------ AVAILABLE DATA

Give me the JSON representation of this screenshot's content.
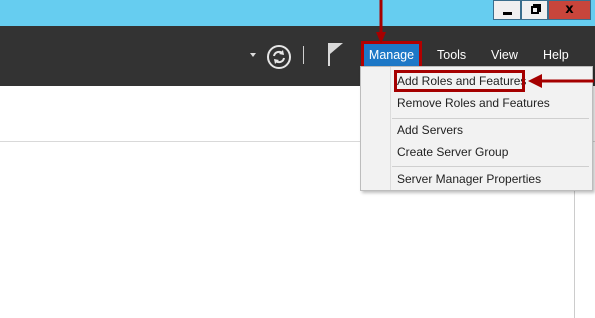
{
  "toolbar": {
    "menu": {
      "manage": "Manage",
      "tools": "Tools",
      "view": "View",
      "help": "Help"
    }
  },
  "manage_menu": {
    "items": [
      "Add Roles and Features",
      "Remove Roles and Features",
      "Add Servers",
      "Create Server Group",
      "Server Manager Properties"
    ],
    "highlighted_item": "Add Roles and Features"
  },
  "window_controls": {
    "close_glyph": "x"
  },
  "colors": {
    "titlebar": "#66cdf0",
    "toolbar": "#333333",
    "menu_active": "#1d78c7",
    "annotation_red": "#b30000",
    "dropdown_bg": "#f2f2f2"
  },
  "icons": [
    "minimize-icon",
    "maximize-icon",
    "close-icon",
    "dropdown-arrow-icon",
    "refresh-icon",
    "flag-icon",
    "annotation-arrow-down",
    "annotation-arrow-left"
  ]
}
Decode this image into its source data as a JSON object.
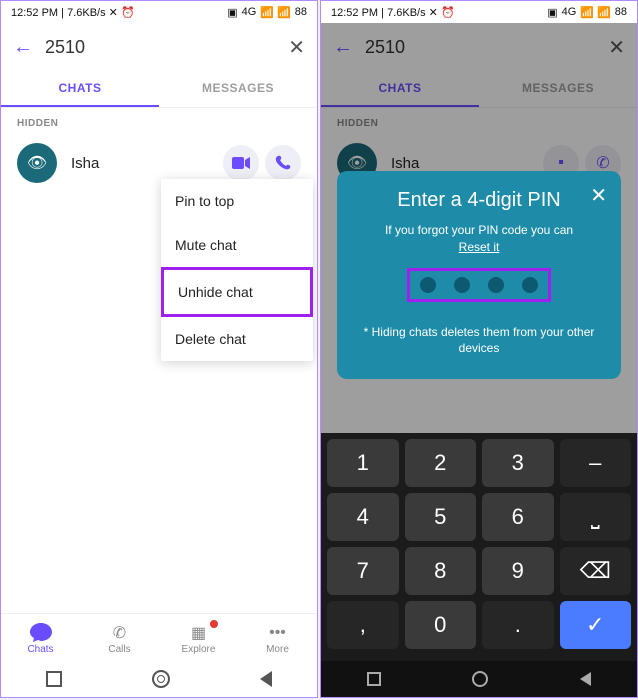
{
  "status": {
    "time": "12:52 PM",
    "net": "7.6KB/s",
    "sig": "4G",
    "batt": "88"
  },
  "search": {
    "query": "2510"
  },
  "tabs": {
    "chats": "CHATS",
    "messages": "MESSAGES"
  },
  "section": "HIDDEN",
  "chat": {
    "name": "Isha"
  },
  "menu": {
    "pin": "Pin to top",
    "mute": "Mute chat",
    "unhide": "Unhide chat",
    "delete": "Delete chat"
  },
  "nav": {
    "chats": "Chats",
    "calls": "Calls",
    "explore": "Explore",
    "more": "More"
  },
  "modal": {
    "title": "Enter a 4-digit PIN",
    "forgot": "If you forgot your PIN code you can",
    "reset": "Reset it",
    "note": "* Hiding chats deletes them from your other devices"
  },
  "keypad": {
    "k1": "1",
    "k2": "2",
    "k3": "3",
    "k4": "4",
    "k5": "5",
    "k6": "6",
    "k7": "7",
    "k8": "8",
    "k9": "9",
    "k0": "0",
    "dot": ".",
    "comma": ","
  }
}
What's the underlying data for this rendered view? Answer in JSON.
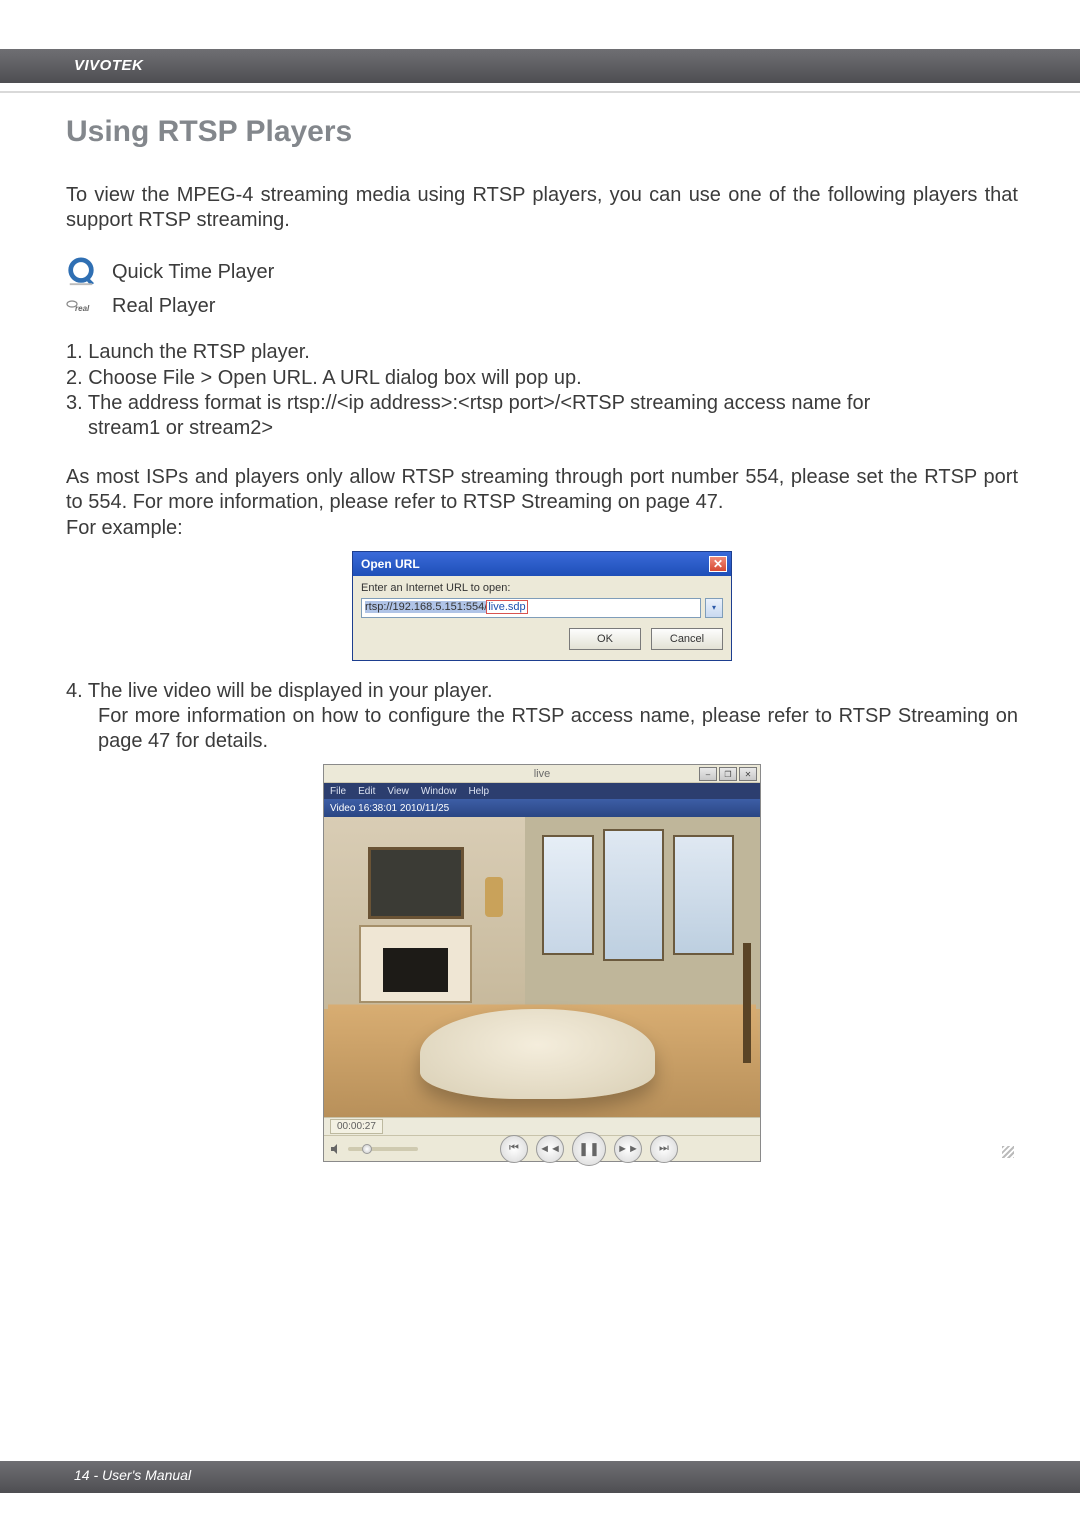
{
  "header": {
    "brand": "VIVOTEK"
  },
  "title": "Using RTSP Players",
  "intro": "To view the MPEG-4 streaming media using RTSP players, you can use one of the following players that support RTSP streaming.",
  "players": {
    "qt": "Quick Time Player",
    "real": "Real Player",
    "real_icon_text": "real"
  },
  "steps": {
    "s1": "1. Launch the RTSP player.",
    "s2": "2. Choose File > Open URL. A URL dialog box will pop up.",
    "s3a": "3. The address format is rtsp://<ip address>:<rtsp port>/<RTSP streaming access name for",
    "s3b": "stream1 or stream2>"
  },
  "note": {
    "l1": "As most ISPs and players only allow RTSP streaming through port number 554, please set the RTSP port to 554. For more information, please refer to RTSP Streaming on page 47.",
    "l2": "For example:"
  },
  "dialog": {
    "title": "Open URL",
    "label": "Enter an Internet URL to open:",
    "url_prefix": "rtsp://192.168.5.151:554/",
    "url_suffix": "live.sdp",
    "ok": "OK",
    "cancel": "Cancel",
    "close": "✕",
    "chevron": "▾"
  },
  "step4": {
    "l1": "4. The live video will be displayed in your player.",
    "l2": "For more information on how to configure the RTSP access name, please refer to RTSP Streaming on page 47 for details."
  },
  "player": {
    "title": "live",
    "menu": {
      "file": "File",
      "edit": "Edit",
      "view": "View",
      "window": "Window",
      "help": "Help"
    },
    "overlay": "Video 16:38:01 2010/11/25",
    "elapsed": "00:00:27",
    "win": {
      "min": "–",
      "max": "❐",
      "close": "✕"
    },
    "ctrl": {
      "prev": "⏮",
      "rew": "◄◄",
      "pause": "❚❚",
      "fwd": "►►",
      "next": "⏭"
    }
  },
  "footer": {
    "text": "14 - User's Manual"
  }
}
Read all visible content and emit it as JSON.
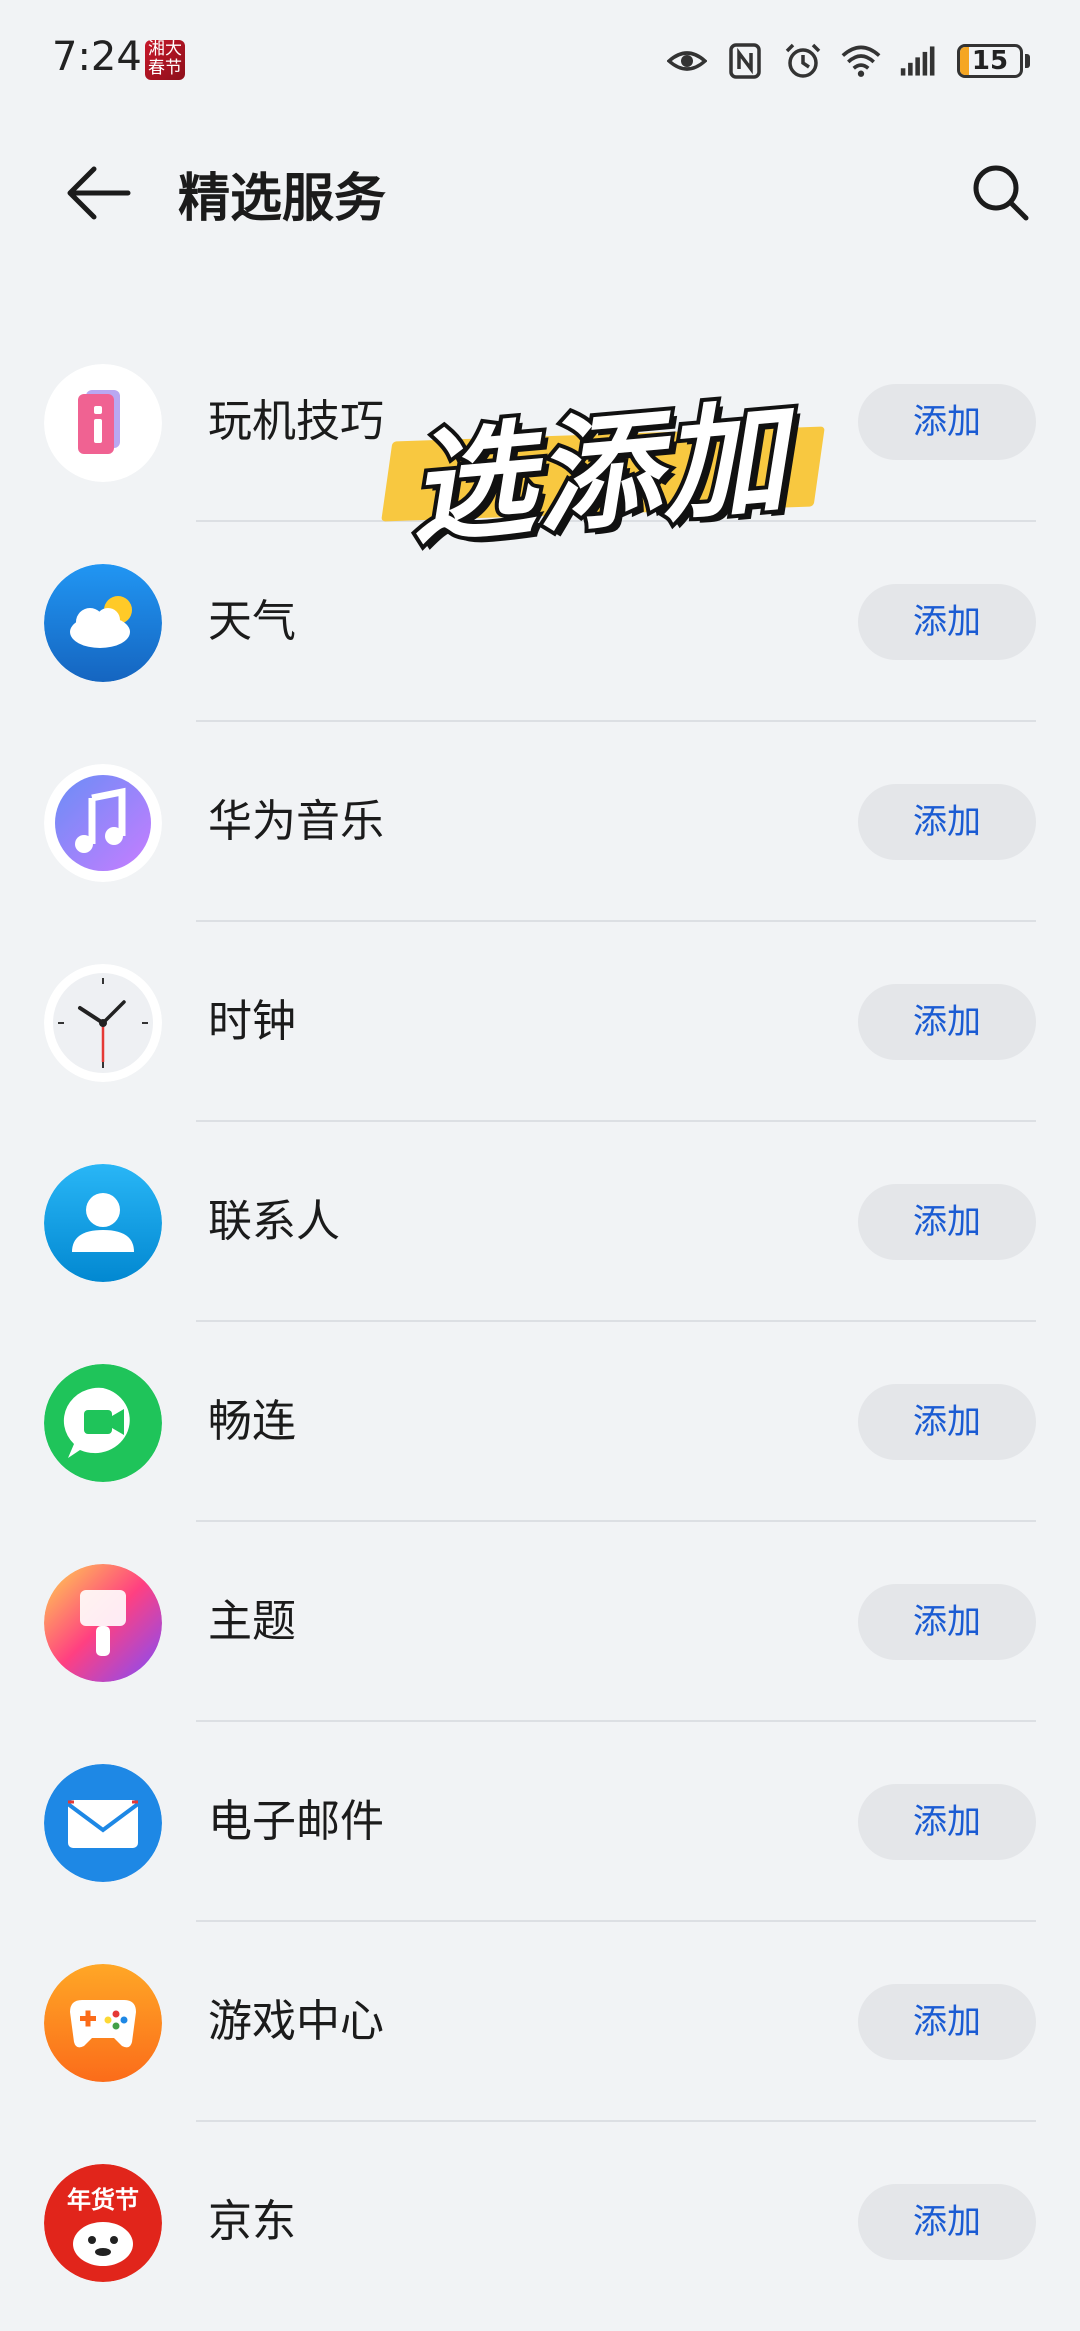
{
  "status_bar": {
    "time": "7:24",
    "notification_app_text": "湘大\n春节",
    "battery_level": "15",
    "icons": [
      "eye-icon",
      "nfc-icon",
      "alarm-icon",
      "wifi-icon",
      "signal-icon",
      "battery-icon"
    ]
  },
  "header": {
    "title": "精选服务",
    "back_icon": "arrow-left-icon",
    "search_icon": "search-icon"
  },
  "overlay": {
    "text": "选添加",
    "highlight_color": "#f8c840"
  },
  "colors": {
    "accent": "#1a5bd3",
    "button_bg": "#e4e6e9",
    "page_bg": "#f1f3f5"
  },
  "services": [
    {
      "name": "玩机技巧",
      "button": "添加",
      "icon": "tips-icon"
    },
    {
      "name": "天气",
      "button": "添加",
      "icon": "weather-icon"
    },
    {
      "name": "华为音乐",
      "button": "添加",
      "icon": "music-icon"
    },
    {
      "name": "时钟",
      "button": "添加",
      "icon": "clock-icon"
    },
    {
      "name": "联系人",
      "button": "添加",
      "icon": "contacts-icon"
    },
    {
      "name": "畅连",
      "button": "添加",
      "icon": "meetime-icon"
    },
    {
      "name": "主题",
      "button": "添加",
      "icon": "themes-icon"
    },
    {
      "name": "电子邮件",
      "button": "添加",
      "icon": "email-icon"
    },
    {
      "name": "游戏中心",
      "button": "添加",
      "icon": "game-center-icon"
    },
    {
      "name": "京东",
      "button": "添加",
      "icon": "jd-icon",
      "icon_badge": "年货节"
    }
  ]
}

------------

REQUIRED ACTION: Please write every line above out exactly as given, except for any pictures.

TASK SOLUTION:
Give me the JSON representation of this screenshot's content.
{
  "toolbar": {
    "menu": {
      "manage": "Manage",
      "tools": "Tools",
      "view": "View",
      "help": "Help"
    }
  },
  "manage_menu": {
    "items": [
      "Add Roles and Features",
      "Remove Roles and Features",
      "Add Servers",
      "Create Server Group",
      "Server Manager Properties"
    ],
    "highlighted_item": "Add Roles and Features"
  },
  "window_controls": {
    "close_glyph": "x"
  },
  "colors": {
    "titlebar": "#66cdf0",
    "toolbar": "#333333",
    "menu_active": "#1d78c7",
    "annotation_red": "#b30000",
    "dropdown_bg": "#f2f2f2"
  },
  "icons": [
    "minimize-icon",
    "maximize-icon",
    "close-icon",
    "dropdown-arrow-icon",
    "refresh-icon",
    "flag-icon",
    "annotation-arrow-down",
    "annotation-arrow-left"
  ]
}
Decode this image into its source data as a JSON object.
{
  "status": {
    "time": "12:52 PM",
    "net": "7.6KB/s",
    "sig": "4G",
    "batt": "88"
  },
  "search": {
    "query": "2510"
  },
  "tabs": {
    "chats": "CHATS",
    "messages": "MESSAGES"
  },
  "section": "HIDDEN",
  "chat": {
    "name": "Isha"
  },
  "menu": {
    "pin": "Pin to top",
    "mute": "Mute chat",
    "unhide": "Unhide chat",
    "delete": "Delete chat"
  },
  "nav": {
    "chats": "Chats",
    "calls": "Calls",
    "explore": "Explore",
    "more": "More"
  },
  "modal": {
    "title": "Enter a 4-digit PIN",
    "forgot": "If you forgot your PIN code you can",
    "reset": "Reset it",
    "note": "* Hiding chats deletes them from your other devices"
  },
  "keypad": {
    "k1": "1",
    "k2": "2",
    "k3": "3",
    "k4": "4",
    "k5": "5",
    "k6": "6",
    "k7": "7",
    "k8": "8",
    "k9": "9",
    "k0": "0",
    "dot": ".",
    "comma": ","
  }
}
What's the underlying data for this rendered view? Answer in JSON.
{
  "header": {
    "brand": "VIVOTEK"
  },
  "title": "Using RTSP Players",
  "intro": "To view the MPEG-4 streaming media using RTSP players, you can use one of the following players that support RTSP streaming.",
  "players": {
    "qt": "Quick Time Player",
    "real": "Real Player",
    "real_icon_text": "real"
  },
  "steps": {
    "s1": "1. Launch the RTSP player.",
    "s2": "2. Choose File > Open URL. A URL dialog box will pop up.",
    "s3a": "3. The address format is rtsp://<ip address>:<rtsp port>/<RTSP streaming access name for",
    "s3b": "stream1 or stream2>"
  },
  "note": {
    "l1": "As most ISPs and players only allow RTSP streaming through port number 554, please set the RTSP port to 554. For more information, please refer to RTSP Streaming on page 47.",
    "l2": "For example:"
  },
  "dialog": {
    "title": "Open URL",
    "label": "Enter an Internet URL to open:",
    "url_prefix": "rtsp://192.168.5.151:554/",
    "url_suffix": "live.sdp",
    "ok": "OK",
    "cancel": "Cancel",
    "close": "✕",
    "chevron": "▾"
  },
  "step4": {
    "l1": "4. The live video will be displayed in your player.",
    "l2": "For more information on how to configure the RTSP access name, please refer to RTSP Streaming on page 47 for details."
  },
  "player": {
    "title": "live",
    "menu": {
      "file": "File",
      "edit": "Edit",
      "view": "View",
      "window": "Window",
      "help": "Help"
    },
    "overlay": "Video 16:38:01 2010/11/25",
    "elapsed": "00:00:27",
    "win": {
      "min": "–",
      "max": "❐",
      "close": "✕"
    },
    "ctrl": {
      "prev": "⏮",
      "rew": "◄◄",
      "pause": "❚❚",
      "fwd": "►►",
      "next": "⏭"
    }
  },
  "footer": {
    "text": "14 - User's Manual"
  }
}
Read all visible content and emit it as JSON.
{
  "status_bar": {
    "time": "7:24",
    "notification_app_text": "湘大\n春节",
    "battery_level": "15",
    "icons": [
      "eye-icon",
      "nfc-icon",
      "alarm-icon",
      "wifi-icon",
      "signal-icon",
      "battery-icon"
    ]
  },
  "header": {
    "title": "精选服务",
    "back_icon": "arrow-left-icon",
    "search_icon": "search-icon"
  },
  "overlay": {
    "text": "选添加",
    "highlight_color": "#f8c840"
  },
  "colors": {
    "accent": "#1a5bd3",
    "button_bg": "#e4e6e9",
    "page_bg": "#f1f3f5"
  },
  "services": [
    {
      "name": "玩机技巧",
      "button": "添加",
      "icon": "tips-icon"
    },
    {
      "name": "天气",
      "button": "添加",
      "icon": "weather-icon"
    },
    {
      "name": "华为音乐",
      "button": "添加",
      "icon": "music-icon"
    },
    {
      "name": "时钟",
      "button": "添加",
      "icon": "clock-icon"
    },
    {
      "name": "联系人",
      "button": "添加",
      "icon": "contacts-icon"
    },
    {
      "name": "畅连",
      "button": "添加",
      "icon": "meetime-icon"
    },
    {
      "name": "主题",
      "button": "添加",
      "icon": "themes-icon"
    },
    {
      "name": "电子邮件",
      "button": "添加",
      "icon": "email-icon"
    },
    {
      "name": "游戏中心",
      "button": "添加",
      "icon": "game-center-icon"
    },
    {
      "name": "京东",
      "button": "添加",
      "icon": "jd-icon",
      "icon_badge": "年货节"
    }
  ]
}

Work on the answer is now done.